I enjoyed the conversation greatly, but I hope she doesn't misquote me in the article - if she quotes me at all. I'm a "questioning Mormon" only because I question by nature. In other words, I'm not a doubter or struggling in any way; I just question and want to understand everything better. I try to be open to "further light and knowledge" regarding everything. I try to understand how I personally feel about and see things - rather than accepting what others tell me automatically, without question. The following is a simple summary of my memory of the conversation - not meant to be exhaustive and complete (since we talked for nearly 45 minutes), but meant only to provide the general outline of our conversation:
I think her focus is going to be on Mormons who struggle to be able to express their concerns in the LDS Church - how their questioning affects their membership and why. She mentioned the number of members who wouldn't give their names if they were going to be quoted and how she was struck by that. She also talked about attending church with an acquaintance and observing the general lack of dissenting voices. (I think she doesn't realize a large part of that is because the LDS Church is so participatory in nature that most members don't want to cause contention or problems when they might be the one teaching the class later that day or down the road a few years. I think we all know that payback can be a . . . difficulty - and none of us want to encourage hard feelings and vocal, obvious disunity.)
I was crystal clear with her about my situation and why I don't struggle even though I question pretty much everything. (having to accept the fact early in life that I see things differently than everyone else around me and my social capital from not being a threat in any way) I told her I am a fully active, serving, believing, faithful, dedicated member - who just happens to see some things differently than others. (i.e., I don't question because I'm Mormon; I am Mormon and I question naturally.) She asked about my background, so I gave her a thumbnail sketch.

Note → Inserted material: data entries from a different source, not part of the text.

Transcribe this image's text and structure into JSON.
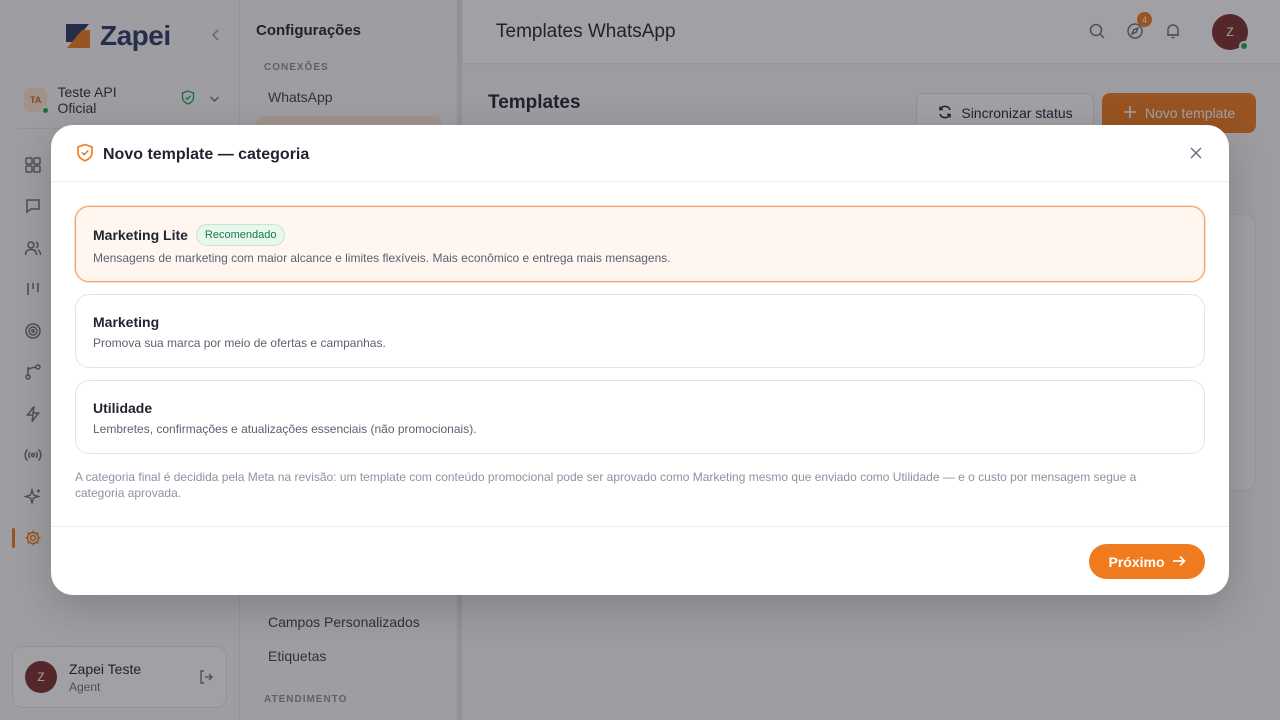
{
  "brand": {
    "name": "Zapei",
    "logo_icon": "zapei-logo-icon"
  },
  "account": {
    "initials": "TA",
    "name": "Teste API Oficial"
  },
  "nav_icons": [
    "dashboard-icon",
    "chat-icon",
    "contacts-icon",
    "kanban-icon",
    "target-icon",
    "flow-icon",
    "bolt-icon",
    "broadcast-icon",
    "sparkles-icon",
    "settings-icon"
  ],
  "user": {
    "initials": "Z",
    "name": "Zapei Teste",
    "role": "Agent"
  },
  "settings": {
    "title": "Configurações",
    "section_conexoes": "CONEXÕES",
    "item_whatsapp": "WhatsApp",
    "item_campos": "Campos Personalizados",
    "item_etiquetas": "Etiquetas",
    "section_atendimento": "ATENDIMENTO"
  },
  "topbar": {
    "title": "Templates WhatsApp",
    "notification_count": "4",
    "avatar_initials": "Z"
  },
  "main": {
    "heading": "Templates",
    "sync_button": "Sincronizar status",
    "new_button": "Novo template"
  },
  "modal": {
    "title": "Novo template — categoria",
    "options": [
      {
        "title": "Marketing Lite",
        "badge": "Recomendado",
        "description": "Mensagens de marketing com maior alcance e limites flexíveis. Mais econômico e entrega mais mensagens.",
        "selected": true
      },
      {
        "title": "Marketing",
        "description": "Promova sua marca por meio de ofertas e campanhas.",
        "selected": false
      },
      {
        "title": "Utilidade",
        "description": "Lembretes, confirmações e atualizações essenciais (não promocionais).",
        "selected": false
      }
    ],
    "note": "A categoria final é decidida pela Meta na revisão: um template com conteúdo promocional pode ser aprovado como Marketing mesmo que enviado como Utilidade — e o custo por mensagem segue a categoria aprovada.",
    "next_button": "Próximo"
  },
  "colors": {
    "accent": "#f07b1e",
    "success": "#22a55b",
    "navy": "#2b3a67"
  }
}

We talked a lot about placing Mormonism into historical perspective. (She mentioned how diverse and tolerant Judaism is, for example, and I pointed out that it wasn't nearly as diverse and tolerant back in the biblical days when it was being oppressed by various empires - and that Mormonism still is close enough to its times of intense persecution that it's unrealistic to expect it to be completely out of the woods in that regard.) I mentioned Pres. Uchtdorf and Elder Wirthlin and how there are top leaders who appear to be trying to move the Church toward a more accepting and less fundamentalist orientation, and I stressed the difference between that and what individual members encounter when they have local leadership that has an extreme protect-the-flock mentality and sees danger everywhere. (I used myself and an online friend as a prime example of the wide differences in local experiences.) I explained my settler vs. explorer analogy - that settlers establish barriers to ward of potential danger, while explorers are drawn to potential danger - that there is an inherent, unavoidable tension between them in most cases - and that neither approach is "bad" or "wrong". They just "are" - and I am trying to be the best "I am" possible for me - to live according to the dictates of my own conscience while allowing others to do the same.
I also taught her a new word - "orthoprax" (living one's life in a traditional manner) - and talked about how the mainstream actions of members generally can overcome non-aggressive heterodoxy (believing differently than the dominant group but not pushing for converts, so to speak).
We talked for a long time, but I'm not sure how much of what we discussed will make it into the article - or how much will be truly an accurate retelling of what I meant. We'll see.